Wednesday, the U.S. Department of Agriculture designated 76 of Oklahoma's 77 counties as primary natural disaster areas because of the drought. Wednesday's declaration makes farmers in the areas eligible for emergency loans with a 2.15 percent interest rate.
Although Ottawa County was not designated as a primary disaster area, ag producers there are also eligible because the county is contiguous to those in the primary disaster declaration.
“The drought situation here in our state is proving to be challenging for all sectors of agriculture,” said Oklahoma Secretary of Agriculture Jim Reese. “This designation will assist our producers in making critical operating decisions as we head into the New Year.
“I understand the challenges that Mother Nature can bring to the agriculture industry and I hope for more rain in 2013,” Reese said in a news release.
“I continue to express my thankfulness to those in the ag sector for their fortitude and ingenuity to fight through tough weather conditions to continue to provide the safest, most affordable food supply in the world.”
Designation covers 2013 crops
U.S. Agriculture Secretary Tom Vilsack designated 597 counties in 14 states as primary natural disaster areas. Reese noted that all Oklahoma counties were similarly designated in 2012. The new designation will cover 2013 crops.

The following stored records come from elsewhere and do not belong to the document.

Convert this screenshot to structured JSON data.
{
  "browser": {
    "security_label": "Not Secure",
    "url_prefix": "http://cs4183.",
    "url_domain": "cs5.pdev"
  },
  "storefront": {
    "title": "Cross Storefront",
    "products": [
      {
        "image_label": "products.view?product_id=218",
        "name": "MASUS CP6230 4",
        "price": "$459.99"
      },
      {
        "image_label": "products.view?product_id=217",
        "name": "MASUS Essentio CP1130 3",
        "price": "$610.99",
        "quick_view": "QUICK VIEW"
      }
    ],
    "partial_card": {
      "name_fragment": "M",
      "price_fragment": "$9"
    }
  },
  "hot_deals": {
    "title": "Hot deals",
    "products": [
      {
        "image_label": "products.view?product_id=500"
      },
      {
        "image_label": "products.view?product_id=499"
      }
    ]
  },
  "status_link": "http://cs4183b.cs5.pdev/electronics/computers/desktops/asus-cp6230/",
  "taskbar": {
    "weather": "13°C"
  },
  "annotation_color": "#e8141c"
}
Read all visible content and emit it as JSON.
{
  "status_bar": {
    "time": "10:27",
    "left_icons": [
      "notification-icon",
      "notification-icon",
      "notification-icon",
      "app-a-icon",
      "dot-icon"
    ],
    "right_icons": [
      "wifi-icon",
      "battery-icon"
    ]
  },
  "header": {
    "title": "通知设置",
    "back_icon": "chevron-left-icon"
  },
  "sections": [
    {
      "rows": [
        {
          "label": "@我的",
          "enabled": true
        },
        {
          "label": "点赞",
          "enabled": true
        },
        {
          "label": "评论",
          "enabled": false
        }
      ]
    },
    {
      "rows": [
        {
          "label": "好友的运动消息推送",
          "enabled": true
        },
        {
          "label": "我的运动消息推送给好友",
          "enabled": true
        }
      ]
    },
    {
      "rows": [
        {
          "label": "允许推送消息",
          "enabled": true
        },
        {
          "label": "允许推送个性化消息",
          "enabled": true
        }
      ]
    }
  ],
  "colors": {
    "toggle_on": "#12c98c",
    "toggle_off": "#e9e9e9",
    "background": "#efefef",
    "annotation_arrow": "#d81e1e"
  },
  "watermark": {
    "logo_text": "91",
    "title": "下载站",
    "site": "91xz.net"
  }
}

Last year was the 15th-driest year on record for the contiguous United States, 2.57 inches below average.
In Oklahoma, 2012 was the 12th driest on record in terms of statewide average precipitation, 10.77 inches below normal. In 2011, Oklahoma finished 11.34 inches below normal for the year.
Gary McManus of the Oklahoma Climatological Survey said that other than a six-month “wet stretch” from October 2011 to March 2012 in portions of the state, drought has been persistent and severe across much of Oklahoma since late fall 2010. Oklahoma has missed out on the key parts of the rainy season, from May through mid-June, for two straight years.
“That has allowed the drought to flourish and explode in the summer,” he said. “If drought is in place or intensifying as summer begins, extreme heat is usually the result, which helps feed the drought conditions.
“The 2010-11 drought episode was generally a Southern Plains disaster while the 2012 episode was a Northern Plains problem. Unfortunately, Oklahoma has been at the center-point between two episodes and been fully impacted by both.”
In addition to the drought, 2012 marked the warmest year on record for the contiguous United States. The average temperature for 2012 was 55.3 degrees, 3.3 degrees above the 20th century average, and 1 degree above 1998, the previous warmest year in the contiguous U.S.
In 2012, Oklahoma had a statewide average temperature of 63 degrees. That breaks the previous record of 62.8 degrees from 1954, making it Oklahoma's warmest year on records that began in 1895.